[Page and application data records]
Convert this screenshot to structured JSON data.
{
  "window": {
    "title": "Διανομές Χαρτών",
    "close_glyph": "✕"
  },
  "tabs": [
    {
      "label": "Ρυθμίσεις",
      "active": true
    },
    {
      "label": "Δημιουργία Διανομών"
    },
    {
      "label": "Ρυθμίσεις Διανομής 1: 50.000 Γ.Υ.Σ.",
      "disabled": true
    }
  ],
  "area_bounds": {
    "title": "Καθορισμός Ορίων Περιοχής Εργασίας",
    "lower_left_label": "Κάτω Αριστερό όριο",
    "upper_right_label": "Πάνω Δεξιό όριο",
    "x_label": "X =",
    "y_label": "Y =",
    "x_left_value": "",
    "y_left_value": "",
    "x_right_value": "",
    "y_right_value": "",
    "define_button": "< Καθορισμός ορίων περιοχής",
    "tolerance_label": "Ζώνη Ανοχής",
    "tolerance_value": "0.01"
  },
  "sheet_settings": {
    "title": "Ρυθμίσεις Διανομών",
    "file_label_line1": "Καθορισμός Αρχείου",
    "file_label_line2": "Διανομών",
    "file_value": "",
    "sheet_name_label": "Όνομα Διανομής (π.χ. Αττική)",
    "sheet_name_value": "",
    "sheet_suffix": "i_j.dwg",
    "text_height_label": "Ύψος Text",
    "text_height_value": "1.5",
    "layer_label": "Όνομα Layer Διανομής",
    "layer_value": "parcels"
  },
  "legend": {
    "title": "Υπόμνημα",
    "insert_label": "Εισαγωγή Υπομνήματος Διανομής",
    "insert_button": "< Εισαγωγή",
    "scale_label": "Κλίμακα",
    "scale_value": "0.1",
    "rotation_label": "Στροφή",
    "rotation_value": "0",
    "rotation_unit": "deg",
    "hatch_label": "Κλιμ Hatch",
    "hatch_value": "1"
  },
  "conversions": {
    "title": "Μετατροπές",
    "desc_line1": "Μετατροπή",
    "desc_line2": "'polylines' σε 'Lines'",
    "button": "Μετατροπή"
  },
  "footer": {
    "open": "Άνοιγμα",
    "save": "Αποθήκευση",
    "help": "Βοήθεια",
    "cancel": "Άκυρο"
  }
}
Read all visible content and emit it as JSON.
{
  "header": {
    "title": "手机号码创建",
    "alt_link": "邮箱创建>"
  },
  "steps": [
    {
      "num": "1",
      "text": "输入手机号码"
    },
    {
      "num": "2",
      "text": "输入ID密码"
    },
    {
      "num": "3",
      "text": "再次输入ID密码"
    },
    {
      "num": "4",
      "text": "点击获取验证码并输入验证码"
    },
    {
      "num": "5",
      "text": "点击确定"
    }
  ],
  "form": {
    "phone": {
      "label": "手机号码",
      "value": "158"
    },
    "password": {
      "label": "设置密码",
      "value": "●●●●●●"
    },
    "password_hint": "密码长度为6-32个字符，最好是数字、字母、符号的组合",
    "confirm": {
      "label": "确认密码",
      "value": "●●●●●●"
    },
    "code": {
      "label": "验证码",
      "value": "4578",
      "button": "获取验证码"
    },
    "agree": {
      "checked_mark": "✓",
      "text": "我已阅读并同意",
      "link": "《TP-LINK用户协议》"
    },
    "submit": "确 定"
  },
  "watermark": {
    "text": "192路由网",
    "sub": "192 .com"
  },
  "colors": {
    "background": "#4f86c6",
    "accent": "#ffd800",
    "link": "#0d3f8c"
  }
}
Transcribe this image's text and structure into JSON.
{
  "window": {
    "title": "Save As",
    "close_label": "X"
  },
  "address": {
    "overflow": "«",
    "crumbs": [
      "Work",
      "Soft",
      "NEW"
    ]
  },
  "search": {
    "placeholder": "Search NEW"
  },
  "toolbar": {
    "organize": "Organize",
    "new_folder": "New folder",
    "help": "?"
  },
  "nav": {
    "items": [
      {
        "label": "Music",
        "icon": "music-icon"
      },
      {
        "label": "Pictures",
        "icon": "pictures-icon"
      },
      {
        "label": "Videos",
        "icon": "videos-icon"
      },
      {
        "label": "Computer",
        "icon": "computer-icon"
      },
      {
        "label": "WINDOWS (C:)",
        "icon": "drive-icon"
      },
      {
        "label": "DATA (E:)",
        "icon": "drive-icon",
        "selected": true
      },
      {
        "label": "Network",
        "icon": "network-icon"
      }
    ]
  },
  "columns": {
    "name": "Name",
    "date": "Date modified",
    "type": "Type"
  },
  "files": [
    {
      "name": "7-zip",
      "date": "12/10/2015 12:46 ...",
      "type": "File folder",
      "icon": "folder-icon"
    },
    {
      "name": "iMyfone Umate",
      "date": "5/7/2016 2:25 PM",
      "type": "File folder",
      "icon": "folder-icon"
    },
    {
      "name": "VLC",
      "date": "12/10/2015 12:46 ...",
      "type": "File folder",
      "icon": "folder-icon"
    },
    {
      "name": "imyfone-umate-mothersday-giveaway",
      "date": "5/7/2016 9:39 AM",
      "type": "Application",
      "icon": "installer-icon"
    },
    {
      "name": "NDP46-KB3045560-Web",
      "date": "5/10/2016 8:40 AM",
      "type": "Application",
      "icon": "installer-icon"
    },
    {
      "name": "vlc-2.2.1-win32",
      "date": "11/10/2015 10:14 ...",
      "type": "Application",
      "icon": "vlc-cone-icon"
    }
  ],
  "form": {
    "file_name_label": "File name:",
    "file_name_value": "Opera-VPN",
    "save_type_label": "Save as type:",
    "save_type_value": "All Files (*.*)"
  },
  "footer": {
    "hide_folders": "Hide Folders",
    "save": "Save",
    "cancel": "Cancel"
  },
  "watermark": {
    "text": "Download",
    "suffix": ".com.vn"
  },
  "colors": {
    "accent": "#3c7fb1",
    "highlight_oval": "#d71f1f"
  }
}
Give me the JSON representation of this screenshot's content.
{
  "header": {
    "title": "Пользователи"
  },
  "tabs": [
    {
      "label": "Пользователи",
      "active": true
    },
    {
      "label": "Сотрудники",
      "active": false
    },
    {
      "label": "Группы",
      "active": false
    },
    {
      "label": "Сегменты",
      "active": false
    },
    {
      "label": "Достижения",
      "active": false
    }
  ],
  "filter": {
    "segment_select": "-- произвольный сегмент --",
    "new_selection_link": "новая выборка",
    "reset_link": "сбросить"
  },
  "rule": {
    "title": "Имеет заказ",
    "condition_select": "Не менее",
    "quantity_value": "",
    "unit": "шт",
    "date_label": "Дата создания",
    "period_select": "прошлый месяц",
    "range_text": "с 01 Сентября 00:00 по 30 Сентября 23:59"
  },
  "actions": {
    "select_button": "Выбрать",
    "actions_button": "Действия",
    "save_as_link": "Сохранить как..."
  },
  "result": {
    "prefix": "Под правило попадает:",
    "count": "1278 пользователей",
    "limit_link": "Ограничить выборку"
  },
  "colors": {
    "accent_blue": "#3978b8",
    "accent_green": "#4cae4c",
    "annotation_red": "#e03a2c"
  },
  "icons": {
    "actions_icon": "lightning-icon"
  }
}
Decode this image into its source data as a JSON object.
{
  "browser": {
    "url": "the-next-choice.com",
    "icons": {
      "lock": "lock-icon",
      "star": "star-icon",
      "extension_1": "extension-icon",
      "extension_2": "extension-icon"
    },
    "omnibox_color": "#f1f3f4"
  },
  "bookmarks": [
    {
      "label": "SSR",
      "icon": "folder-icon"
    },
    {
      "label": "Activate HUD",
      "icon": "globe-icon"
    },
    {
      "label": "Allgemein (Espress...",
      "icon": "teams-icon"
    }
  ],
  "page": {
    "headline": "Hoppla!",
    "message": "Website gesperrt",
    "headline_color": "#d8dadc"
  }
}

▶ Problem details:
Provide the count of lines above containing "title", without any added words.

▶ Exercise answer:
9